### WHAT IS NEEDED
Your response should contain every line from the data below that holds the string "value".

******

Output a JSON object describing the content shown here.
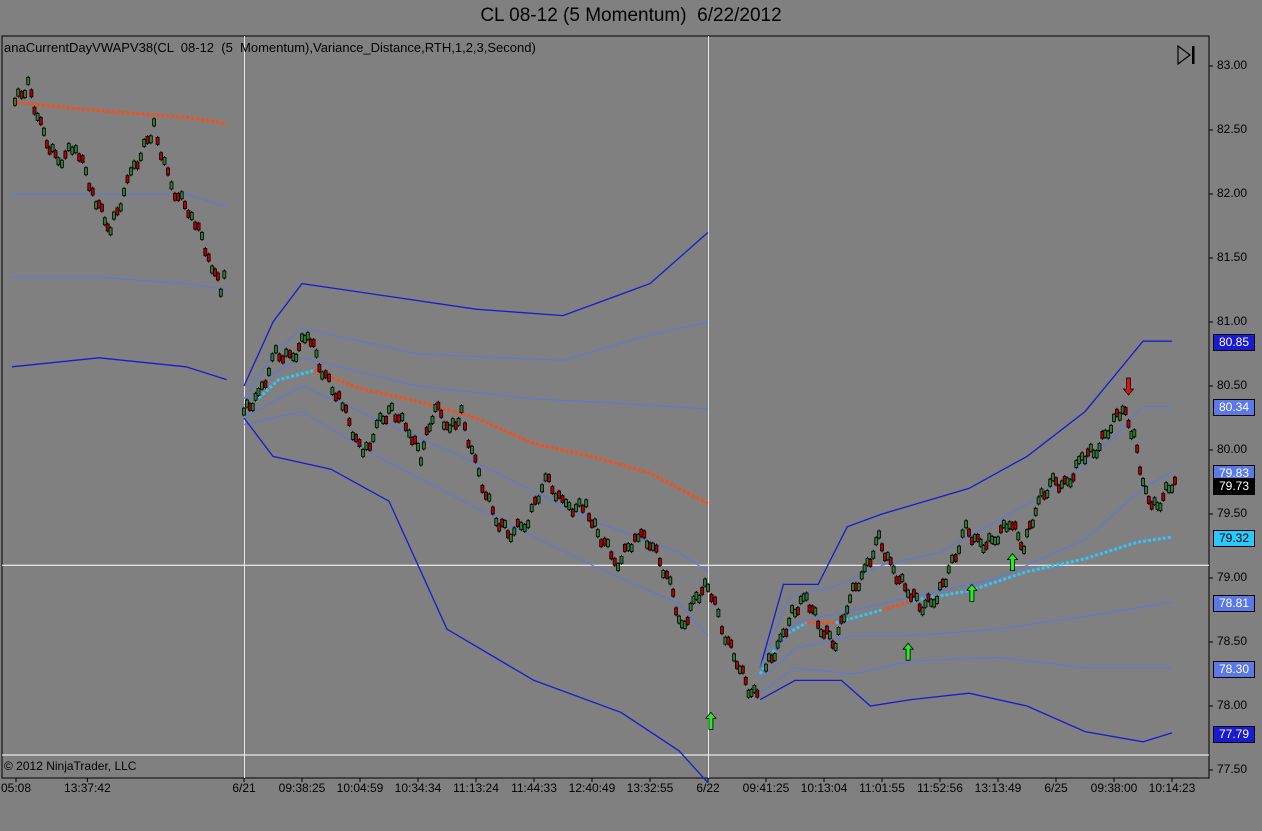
{
  "title": "CL 08-12 (5 Momentum)  6/22/2012",
  "indicator_label": "anaCurrentDayVWAPV38(CL  08-12  (5  Momentum),Variance_Distance,RTH,1,2,3,Second)",
  "copyright": "© 2012 NinjaTrader, LLC",
  "toolbar": {
    "play_icon": "skip-to-end-icon"
  },
  "colors": {
    "background": "#808080",
    "band_outer": "#1a1ad0",
    "band_inner": "#5a78e6",
    "vwap_down": "#ff4a10",
    "vwap_up": "#2ac8ff",
    "candle_up": "#2e7d32",
    "candle_down": "#b00000",
    "arrow_up": "#22ee22",
    "arrow_down": "#dd1111"
  },
  "chart_data": {
    "type": "candlestick",
    "symbol": "CL 08-12",
    "yaxis": {
      "ticks": [
        "83.00",
        "82.50",
        "82.00",
        "81.50",
        "81.00",
        "80.50",
        "80.00",
        "79.50",
        "79.00",
        "78.50",
        "78.00",
        "77.50"
      ],
      "range": [
        77.5,
        83.2
      ]
    },
    "xaxis": {
      "ticks": [
        "05:08",
        "13:37:42",
        "6/21",
        "09:38:25",
        "10:04:59",
        "10:34:34",
        "11:13:24",
        "11:44:33",
        "12:40:49",
        "13:32:55",
        "6/22",
        "09:41:25",
        "10:13:04",
        "11:01:55",
        "11:52:56",
        "13:13:49",
        "6/25",
        "09:38:00",
        "10:14:23"
      ],
      "tick_pos": [
        0.0,
        1.3,
        4.0,
        5.0,
        6.0,
        7.0,
        8.0,
        9.0,
        10.0,
        11.0,
        12.0,
        13.0,
        14.0,
        15.0,
        16.0,
        17.0,
        18.0,
        19.0,
        20.0
      ]
    },
    "price_badges": [
      {
        "label": "80.85",
        "value": 80.85,
        "style": "outer"
      },
      {
        "label": "80.34",
        "value": 80.34,
        "style": "inner"
      },
      {
        "label": "79.83",
        "value": 79.83,
        "style": "inner"
      },
      {
        "label": "79.73",
        "value": 79.73,
        "style": "last"
      },
      {
        "label": "79.32",
        "value": 79.32,
        "style": "vwap"
      },
      {
        "label": "78.81",
        "value": 78.81,
        "style": "inner"
      },
      {
        "label": "78.30",
        "value": 78.3,
        "style": "inner"
      },
      {
        "label": "77.79",
        "value": 77.79,
        "style": "outer"
      }
    ],
    "crosshair": {
      "x": 12.0,
      "y": 79.1
    },
    "session_dividers": [
      4.0,
      12.0
    ],
    "price_path": [
      {
        "segment": 1,
        "points": [
          [
            0.05,
            82.72
          ],
          [
            0.28,
            82.85
          ],
          [
            0.55,
            82.45
          ],
          [
            0.8,
            82.25
          ],
          [
            1.1,
            82.38
          ],
          [
            1.45,
            81.95
          ],
          [
            1.7,
            81.72
          ],
          [
            2.05,
            82.15
          ],
          [
            2.45,
            82.52
          ],
          [
            2.75,
            82.05
          ],
          [
            3.1,
            81.85
          ],
          [
            3.45,
            81.45
          ],
          [
            3.6,
            81.25
          ],
          [
            3.72,
            81.42
          ]
        ]
      },
      {
        "segment": 2,
        "points": [
          [
            4.0,
            80.3
          ],
          [
            4.25,
            80.42
          ],
          [
            4.55,
            80.75
          ],
          [
            4.85,
            80.72
          ],
          [
            5.1,
            80.92
          ],
          [
            5.35,
            80.62
          ],
          [
            5.7,
            80.35
          ],
          [
            6.05,
            79.95
          ],
          [
            6.35,
            80.22
          ],
          [
            6.55,
            80.32
          ],
          [
            6.85,
            80.15
          ],
          [
            7.05,
            79.95
          ],
          [
            7.3,
            80.35
          ],
          [
            7.55,
            80.15
          ],
          [
            7.75,
            80.28
          ],
          [
            8.05,
            79.8
          ],
          [
            8.35,
            79.45
          ],
          [
            8.6,
            79.35
          ],
          [
            8.9,
            79.45
          ],
          [
            9.2,
            79.78
          ],
          [
            9.55,
            79.55
          ],
          [
            9.9,
            79.55
          ],
          [
            10.1,
            79.35
          ],
          [
            10.45,
            79.12
          ],
          [
            10.8,
            79.35
          ],
          [
            11.05,
            79.25
          ],
          [
            11.35,
            78.95
          ],
          [
            11.55,
            78.6
          ],
          [
            11.8,
            78.85
          ],
          [
            12.0,
            78.95
          ],
          [
            12.3,
            78.55
          ],
          [
            12.55,
            78.3
          ],
          [
            12.75,
            78.08
          ],
          [
            12.9,
            78.15
          ]
        ]
      },
      {
        "segment": 3,
        "points": [
          [
            13.0,
            78.3
          ],
          [
            13.25,
            78.5
          ],
          [
            13.45,
            78.72
          ],
          [
            13.7,
            78.85
          ],
          [
            13.95,
            78.6
          ],
          [
            14.2,
            78.5
          ],
          [
            14.45,
            78.85
          ],
          [
            14.7,
            79.05
          ],
          [
            14.95,
            79.3
          ],
          [
            15.2,
            79.05
          ],
          [
            15.45,
            78.9
          ],
          [
            15.7,
            78.78
          ],
          [
            15.95,
            78.85
          ],
          [
            16.15,
            79.05
          ],
          [
            16.45,
            79.38
          ],
          [
            16.7,
            79.25
          ],
          [
            16.95,
            79.3
          ],
          [
            17.2,
            79.45
          ],
          [
            17.45,
            79.25
          ],
          [
            17.7,
            79.6
          ],
          [
            17.95,
            79.75
          ],
          [
            18.2,
            79.72
          ],
          [
            18.45,
            79.95
          ],
          [
            18.7,
            80.0
          ],
          [
            18.95,
            80.2
          ],
          [
            19.15,
            80.32
          ],
          [
            19.35,
            80.1
          ],
          [
            19.55,
            79.65
          ],
          [
            19.75,
            79.55
          ],
          [
            19.95,
            79.72
          ],
          [
            20.1,
            79.73
          ]
        ]
      }
    ],
    "bands": [
      {
        "name": "s1_upper_outer",
        "style": "outer",
        "points": [
          [
            4.0,
            80.5
          ],
          [
            4.5,
            81.0
          ],
          [
            5.0,
            81.3
          ],
          [
            6.5,
            81.2
          ],
          [
            8.0,
            81.1
          ],
          [
            9.5,
            81.05
          ],
          [
            11.0,
            81.3
          ],
          [
            12.0,
            81.7
          ]
        ]
      },
      {
        "name": "s1_upper_inner",
        "style": "inner",
        "points": [
          [
            4.0,
            80.4
          ],
          [
            4.5,
            80.75
          ],
          [
            5.0,
            80.95
          ],
          [
            7.0,
            80.75
          ],
          [
            9.5,
            80.7
          ],
          [
            11.0,
            80.9
          ],
          [
            12.0,
            81.0
          ]
        ]
      },
      {
        "name": "s1_mid_inner",
        "style": "inner",
        "points": [
          [
            4.0,
            80.35
          ],
          [
            4.5,
            80.6
          ],
          [
            5.0,
            80.72
          ],
          [
            7.0,
            80.5
          ],
          [
            9.0,
            80.4
          ],
          [
            11.0,
            80.35
          ],
          [
            12.0,
            80.32
          ]
        ]
      },
      {
        "name": "s1_low_inner1",
        "style": "inner",
        "points": [
          [
            4.0,
            80.25
          ],
          [
            5.0,
            80.5
          ],
          [
            6.5,
            80.2
          ],
          [
            8.0,
            79.9
          ],
          [
            10.0,
            79.45
          ],
          [
            11.5,
            79.2
          ],
          [
            12.0,
            79.05
          ]
        ]
      },
      {
        "name": "s1_low_inner2",
        "style": "inner",
        "points": [
          [
            4.0,
            80.2
          ],
          [
            5.0,
            80.3
          ],
          [
            6.5,
            79.9
          ],
          [
            8.0,
            79.55
          ],
          [
            10.0,
            79.1
          ],
          [
            11.5,
            78.8
          ],
          [
            12.0,
            78.55
          ]
        ]
      },
      {
        "name": "s1_lower_outer",
        "style": "outer",
        "points": [
          [
            4.0,
            80.25
          ],
          [
            4.5,
            79.95
          ],
          [
            5.5,
            79.85
          ],
          [
            6.5,
            79.6
          ],
          [
            7.5,
            78.6
          ],
          [
            9.0,
            78.2
          ],
          [
            10.5,
            77.95
          ],
          [
            11.5,
            77.65
          ],
          [
            12.0,
            77.4
          ]
        ]
      },
      {
        "name": "s0_upper",
        "style": "inner",
        "points": [
          [
            0.0,
            82.0
          ],
          [
            1.5,
            82.0
          ],
          [
            3.0,
            82.0
          ],
          [
            3.7,
            81.9
          ]
        ]
      },
      {
        "name": "s0_lower",
        "style": "inner",
        "points": [
          [
            0.0,
            81.35
          ],
          [
            1.5,
            81.35
          ],
          [
            3.0,
            81.3
          ],
          [
            3.7,
            81.25
          ]
        ]
      },
      {
        "name": "s0_outer_lower",
        "style": "outer",
        "points": [
          [
            0.0,
            80.65
          ],
          [
            1.5,
            80.72
          ],
          [
            3.0,
            80.65
          ],
          [
            3.7,
            80.55
          ]
        ]
      },
      {
        "name": "s3_upper_outer",
        "style": "outer",
        "points": [
          [
            12.9,
            78.3
          ],
          [
            13.3,
            78.95
          ],
          [
            13.9,
            78.95
          ],
          [
            14.4,
            79.4
          ],
          [
            15.0,
            79.5
          ],
          [
            16.5,
            79.7
          ],
          [
            17.5,
            79.95
          ],
          [
            18.5,
            80.3
          ],
          [
            19.5,
            80.85
          ],
          [
            20.0,
            80.85
          ]
        ]
      },
      {
        "name": "s3_upper_inner",
        "style": "inner",
        "points": [
          [
            12.9,
            78.3
          ],
          [
            13.4,
            78.85
          ],
          [
            14.3,
            78.95
          ],
          [
            15.0,
            79.1
          ],
          [
            16.0,
            79.2
          ],
          [
            17.0,
            79.45
          ],
          [
            18.0,
            79.7
          ],
          [
            19.0,
            80.1
          ],
          [
            19.5,
            80.34
          ],
          [
            20.0,
            80.34
          ]
        ]
      },
      {
        "name": "s3_mid_inner",
        "style": "inner",
        "points": [
          [
            12.9,
            78.25
          ],
          [
            13.5,
            78.65
          ],
          [
            14.5,
            78.75
          ],
          [
            15.5,
            78.85
          ],
          [
            17.0,
            79.0
          ],
          [
            18.5,
            79.3
          ],
          [
            19.5,
            79.7
          ],
          [
            20.0,
            79.83
          ]
        ]
      },
      {
        "name": "s3_low_inner1",
        "style": "inner",
        "points": [
          [
            12.9,
            78.2
          ],
          [
            13.5,
            78.45
          ],
          [
            14.5,
            78.55
          ],
          [
            15.5,
            78.55
          ],
          [
            17.0,
            78.6
          ],
          [
            18.5,
            78.7
          ],
          [
            20.0,
            78.81
          ]
        ]
      },
      {
        "name": "s3_low_inner2",
        "style": "inner",
        "points": [
          [
            12.9,
            78.1
          ],
          [
            13.5,
            78.3
          ],
          [
            14.5,
            78.25
          ],
          [
            15.5,
            78.35
          ],
          [
            17.0,
            78.38
          ],
          [
            18.5,
            78.3
          ],
          [
            20.0,
            78.3
          ]
        ]
      },
      {
        "name": "s3_lower_outer",
        "style": "outer",
        "points": [
          [
            12.9,
            78.05
          ],
          [
            13.5,
            78.2
          ],
          [
            14.3,
            78.2
          ],
          [
            14.8,
            78.0
          ],
          [
            15.5,
            78.05
          ],
          [
            16.5,
            78.1
          ],
          [
            17.5,
            78.0
          ],
          [
            18.5,
            77.8
          ],
          [
            19.5,
            77.72
          ],
          [
            20.0,
            77.79
          ]
        ]
      }
    ],
    "vwap": [
      {
        "trend": "down",
        "points": [
          [
            0.0,
            82.72
          ],
          [
            1.5,
            82.65
          ],
          [
            3.0,
            82.6
          ],
          [
            3.7,
            82.55
          ]
        ]
      },
      {
        "trend": "up",
        "points": [
          [
            4.0,
            80.3
          ],
          [
            4.6,
            80.55
          ],
          [
            5.2,
            80.62
          ]
        ]
      },
      {
        "trend": "down",
        "points": [
          [
            5.2,
            80.62
          ],
          [
            6.0,
            80.48
          ],
          [
            7.0,
            80.38
          ],
          [
            8.0,
            80.25
          ],
          [
            9.0,
            80.05
          ],
          [
            10.0,
            79.95
          ],
          [
            11.0,
            79.82
          ],
          [
            12.0,
            79.58
          ]
        ]
      },
      {
        "trend": "up",
        "points": [
          [
            12.9,
            78.25
          ],
          [
            13.3,
            78.55
          ],
          [
            13.7,
            78.65
          ]
        ]
      },
      {
        "trend": "down",
        "points": [
          [
            13.7,
            78.65
          ],
          [
            14.2,
            78.65
          ]
        ]
      },
      {
        "trend": "up",
        "points": [
          [
            14.2,
            78.65
          ],
          [
            15.0,
            78.75
          ]
        ]
      },
      {
        "trend": "down",
        "points": [
          [
            15.0,
            78.75
          ],
          [
            15.5,
            78.82
          ]
        ]
      },
      {
        "trend": "up",
        "points": [
          [
            15.5,
            78.82
          ],
          [
            16.5,
            78.9
          ],
          [
            17.5,
            79.05
          ],
          [
            18.5,
            79.15
          ],
          [
            19.4,
            79.28
          ],
          [
            20.0,
            79.32
          ]
        ]
      }
    ],
    "signals": [
      {
        "dir": "up",
        "x": 12.05,
        "y": 77.88
      },
      {
        "dir": "up",
        "x": 15.45,
        "y": 78.42
      },
      {
        "dir": "up",
        "x": 16.55,
        "y": 78.88
      },
      {
        "dir": "up",
        "x": 17.25,
        "y": 79.12
      },
      {
        "dir": "down",
        "x": 19.25,
        "y": 80.5
      }
    ]
  }
}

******

### SOLUTION
        "value": 80.85,
        "value": 80.34,
        "value": 79.83,
        "value": 79.73,
        "value": 79.32,
        "value": 78.81,
        "value": 78.3,
        "value": 77.79,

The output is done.